Lucinda McKnight, lecturer at Deakin University, Australia, has a February 9, 2021 essay about literacy in the coming age of artificial intelligence (AI) for The Conversation (Note 1: You can also find this essay as a February 10, 2021 news item on phys.org; Note 2: Links have been removed),
Students across Australia have started the new school year using pencils, pens and keyboards to learn to write.
In workplaces, machines are also learning to write, so effectively that within a few years they may write better than humans.
Sometimes they already do, as apps like Grammarly demonstrate. Certainly, much everyday writing humans now do may soon be done by machines with artificial intelligence (AI).
The predictive text commonly used by phone and email software is a form of AI writing that countless humans use every day.
According to an industry research organisation Gartner, AI and related technology will automate production of 30% of all content found on the internet by 2022.
Some prose, poetry, reports, newsletters, opinion articles, reviews, slogans and scripts are already being written by artificial intelligence.
Literacy increasingly means and includes interacting with and critically evaluating AI.
This means our children should no longer be taught just formulaic writing. [emphasis mine] Instead, writing education should encompass skills that go beyond the capacities of artificial intelligence.
McKnight’s focus is on how Australian education should approach the coming AI writer ‘supremacy’, from her February 9, 2021 essay (Note: Links have been removed),
In 2019, the New Yorker magazine did an experiment to see if IT company OpenAI’s natural language generator GPT-2 could write an entire article in the magazine’s distinctive style. This attempt had limited success, with the generator making many errors.

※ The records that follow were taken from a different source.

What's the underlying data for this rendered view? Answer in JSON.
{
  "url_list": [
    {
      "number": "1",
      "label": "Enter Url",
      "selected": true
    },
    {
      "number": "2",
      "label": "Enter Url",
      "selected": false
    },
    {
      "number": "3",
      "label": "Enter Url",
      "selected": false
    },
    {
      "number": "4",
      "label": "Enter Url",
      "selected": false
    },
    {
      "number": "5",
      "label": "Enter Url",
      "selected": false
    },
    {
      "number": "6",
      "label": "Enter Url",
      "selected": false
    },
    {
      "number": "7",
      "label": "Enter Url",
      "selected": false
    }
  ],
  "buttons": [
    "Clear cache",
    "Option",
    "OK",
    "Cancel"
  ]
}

But by 2020, GPT-3, the new version of the machine, trained on even more data, wrote an article for The Guardian newspaper with the headline “A robot wrote this entire article. Are you scared yet, human?”
This latest much improved generator has implications for the future of journalism, as the Elon Musk-funded OpenAI invests ever more in research and development.
AI writing is said to have voice but no soul. Human writers, as the New Yorker’s John Seabrook says, give “color, personality and emotion to writing by bending the rules”. Students, therefore, need to learn the rules and be encouraged to break them.
Creativity and co-creativity (with machines) should be fostered. Machines are trained on a finite amount of data, to predict and replicate, not to innovate in meaningful and deliberate ways.
AI cannot yet plan and does not have a purpose. Students need to hone skills in purposeful writing that achieves their communication goals.
AI is not yet as complex as the human brain. Humans detect humor and satire. They know words can have multiple and subtle meanings. Humans are capable of perception and insight; they can make advanced evaluative judgements about good and bad writing.
There are calls for humans to become expert in sophisticated forms of writing and in editing writing created by robots as vital future skills.
… OpenAI’s managers originally refused to release GPT-3, ostensibly because they were concerned about the generator being used to create fake material, such as reviews of products or election-related commentary.
AI writing bots have no conscience and may need to be eliminated by humans, as with Microsoft’s racist Twitter prototype, Tay.
Critical, compassionate and nuanced assessment of what AI produces, management and monitoring of content, and decision-making and empathy with readers are all part of the “writing” roles of a democratic future.
It’s an interesting line of thought and McKnight’s ideas about writing education could be applicable beyond Australia., assuming you accept her basic premise.
I have a few other postings here about AI and writing:
Writing and AI or is a robot writing this blog? a July 16, 2014 posting
AI (artificial intelligence) text generator, too dangerous to release? a February 18, 2019 posting
Automated science writing? a September 16, 2019 posting
It seems I have a lot of questions* about the automation of any kind of writing.
*’question’ changed to ‘questions’ on November 25, 2021.